Lusaka, Zambia. Zambia underwent major structural reforms in recent years to attract investment.
International investment has helped Zambia, like many other countries in sub-Saharan Africa, become more integrated into the global economy over recent years. Inward investment flows have doubled since 2008 and Zambia has even started to generate some modest foreign direct investment outflows. Although the country has undertaken major structural reforms over the past two decades to make it a more attractive location for investment, the Zambian government realised that this was not enough. Research has shown that foreign direct investment in mining remains dominant, although flows to manufacturing and services have also shown an upward trend. … Read more

Unleashing the entrepreneur spirit for economic growth in Jordan: Let me count the ways

24 Aug 2016 by Jennifer Colville, Team Leader, Innovation, UNDP Arab States

UNDP sees entrepreneurship as a central driver of economic stability and supports initiatives that tap into local skills. Photo: UNDP Jordan
There's nothing quite like having a bunch of entrepreneurs in the same room to generate off-the-charts energy and inspiration for economic development and social progress. I was fortunate to host a social innovation workshop in Amman, Jordan, with a collection of business starters and supporters to generate ideas for strengthening the entrepreneur ecosystem in the country. The workshop was held on the occasion of the visit to Jordan of the UN Foundation's Global Entrepreneurs Council (GEC), a group of eight luminaries from around the world who support those creative and bold enough to start new businesses. The Council, chaired by Ashish Thakkar, was in Jordan … Read more

Acting on climate change requires ‘boots on the ground’

22 Aug 2016 by Jazmin Burgess, Global Coordinator, Boots on the Ground, UNDP

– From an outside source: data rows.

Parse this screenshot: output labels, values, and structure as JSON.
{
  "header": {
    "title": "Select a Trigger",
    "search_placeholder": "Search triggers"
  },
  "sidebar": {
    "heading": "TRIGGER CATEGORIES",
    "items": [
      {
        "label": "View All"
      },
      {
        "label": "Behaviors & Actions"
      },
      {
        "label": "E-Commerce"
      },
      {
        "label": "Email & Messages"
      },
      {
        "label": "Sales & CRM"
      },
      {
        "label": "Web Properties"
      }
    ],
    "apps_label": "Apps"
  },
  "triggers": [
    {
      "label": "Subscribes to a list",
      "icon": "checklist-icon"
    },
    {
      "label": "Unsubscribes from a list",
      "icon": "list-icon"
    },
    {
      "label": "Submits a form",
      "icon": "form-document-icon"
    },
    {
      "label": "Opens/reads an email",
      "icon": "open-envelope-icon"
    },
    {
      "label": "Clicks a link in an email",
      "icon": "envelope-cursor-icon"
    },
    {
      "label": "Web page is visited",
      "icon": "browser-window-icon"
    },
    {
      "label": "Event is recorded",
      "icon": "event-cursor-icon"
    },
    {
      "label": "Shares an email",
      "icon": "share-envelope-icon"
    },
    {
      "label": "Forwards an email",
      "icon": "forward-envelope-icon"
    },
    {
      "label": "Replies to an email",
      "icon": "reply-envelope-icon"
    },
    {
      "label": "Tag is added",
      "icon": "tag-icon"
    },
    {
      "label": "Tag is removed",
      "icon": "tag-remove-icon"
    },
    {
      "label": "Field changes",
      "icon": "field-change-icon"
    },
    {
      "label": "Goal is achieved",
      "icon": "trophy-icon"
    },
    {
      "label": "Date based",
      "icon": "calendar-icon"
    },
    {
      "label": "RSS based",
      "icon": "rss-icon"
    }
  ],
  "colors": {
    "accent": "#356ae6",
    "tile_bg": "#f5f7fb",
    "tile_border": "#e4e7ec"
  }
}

Years of changing seasons can wipe out food and water supplies for decades. Photo: UNDP
Least Developed Countries (LDCs) are on the frontlines of climate change. With populations often heavily reliant on climate-vulnerable sectors such as agriculture, fisheries and forestry to drive their economies, the impacts of climate change are amplified. One erratic storm or years of changing growing seasons can wipe out food and water supplies for years or decades. This has immense social and economic impacts that reduce opportunities, reinforce inequalities and potentially reverse progress toward reducing poverty. Charting a development path that integrates climate change action is therefore essential for true sustainable development and that requires direct capacity-building. … Read more